Litter decomposition is a key functional process in ecosystems, determined by the interaction between resource quality (i.e. lotter) and decomposers, both controlled by the environment (climatic and soil conditions). Resource quality depends on plant species and this topic focuses on the study of the relationship between plant species diversity (monospecific litter vs lotter mixture) and litter characteristics (coniferous vs deciduous) on litter mass loss and decomposers associated with decomposing leaves/needles in forests.

Plant-Soil Relationships: Leaf litter decomposition

Soil respiration

We will experimentally test how different temperatures, different soils and different substrate influence respiration of soil microorganisms. Currently most discussed are two theories, kinetic theory and metabolic theory, and we will evaluate which one is best suitable for predicting the effect of climate change on soil carbon stocks.

Soil respiration

Drought stress

The objective of this project is to measure stomatal opening and closing speed in response to change in CO2 concentration and its relation to the stomatal size and density. Gas exchange measuring equipment permits us to simultaneously monitor the stomatal conductance and photosynthesis rate of a leaf enclosed in the leaf chamber. Furthermore, we can change the conditions in the chamber and see how this affects both CO2 uptake and water loss. In order to correlate these results with stomatal morphology we will make stomatal peels using the "varnish method", observe these leaf surface impressions under the microscope and later analyse the photos using Image J software. In the experiment we will use plants (2-3 species) that have previously been held at different conditions: well-watered and water-stressed and see how stress affects their responses to change in CO2 concentration and if the response also depends on the species and its stomatal morphology.

Drought stress

Wetland soils

Oxygen is a substance, which is often limiting activities and survival of soil microorganisms, animals and plants.
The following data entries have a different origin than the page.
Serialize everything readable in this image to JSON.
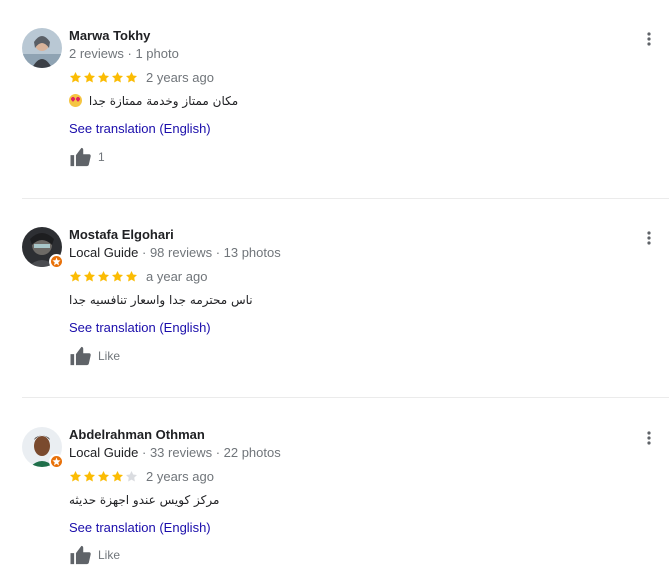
{
  "colors": {
    "star_filled": "#fbbc04",
    "star_empty": "#dadce0",
    "link": "#1a0dab",
    "guide_badge": "#e8710a"
  },
  "reviews": [
    {
      "name": "Marwa Tokhy",
      "meta": "2 reviews · 1 photo",
      "guide": "",
      "rating": 5,
      "date": "2 years ago",
      "text": "مكان ممتاز وخدمة ممتازة جدا",
      "emoji": "heart-eyes-emoji",
      "translate": "See translation (English)",
      "like_label": "1"
    },
    {
      "name": "Mostafa Elgohari",
      "meta": " · 98 reviews · 13 photos",
      "guide": "Local Guide",
      "rating": 5,
      "date": "a year ago",
      "text": "ناس محترمه جدا واسعار تنافسيه جدا",
      "translate": "See translation (English)",
      "like_label": "Like"
    },
    {
      "name": "Abdelrahman Othman",
      "meta": " · 33 reviews · 22 photos",
      "guide": "Local Guide",
      "rating": 4,
      "date": "2 years ago",
      "text": "مركز كويس عندو اجهزة حديثه",
      "translate": "See translation (English)",
      "like_label": "Like"
    }
  ]
}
The aim of this project is to show the effect of different plants on oxygen concentration in water (in soil solution). Different plant species will be incubated in mesocosms in water in a glasshouse, oxygen concentration in water will be measured by optical sensors and the data will be evaluated and discussed.

Wetland soils

Soil physico-chemical properties

The aim of the project is to evaluate soil organic matter / carbon changes in the landscape according to the topography, vegetation and soil parent material changes. In an area (catena) with high soil variability (e.g. across different elevation levels) the sampling by transect method and also by soil profile vertical distribution of soil will be done. In the field conditions the visual assessment of the soil properties will be done. For laboratory analysis the samples to measure bulk density, organic matter and pH will be collected. SOM stock differences will be interlinked with land use, elevation, soil texture, pH and other factors. 

Soil physico-chemical properties


Important information

All participants of the Summer School within the Educational Network

  1. are self-responsible for their travel insurance.
  2. have to make sure that their travel insurance is sufficient for the countries wherein the programme takes place.

See the following links for further information:

“This homepage has been prepared for the European Commission however it reflects the views only of the authors, and the Commission cannot be held responsible for any use which may be made of the information contained therein.”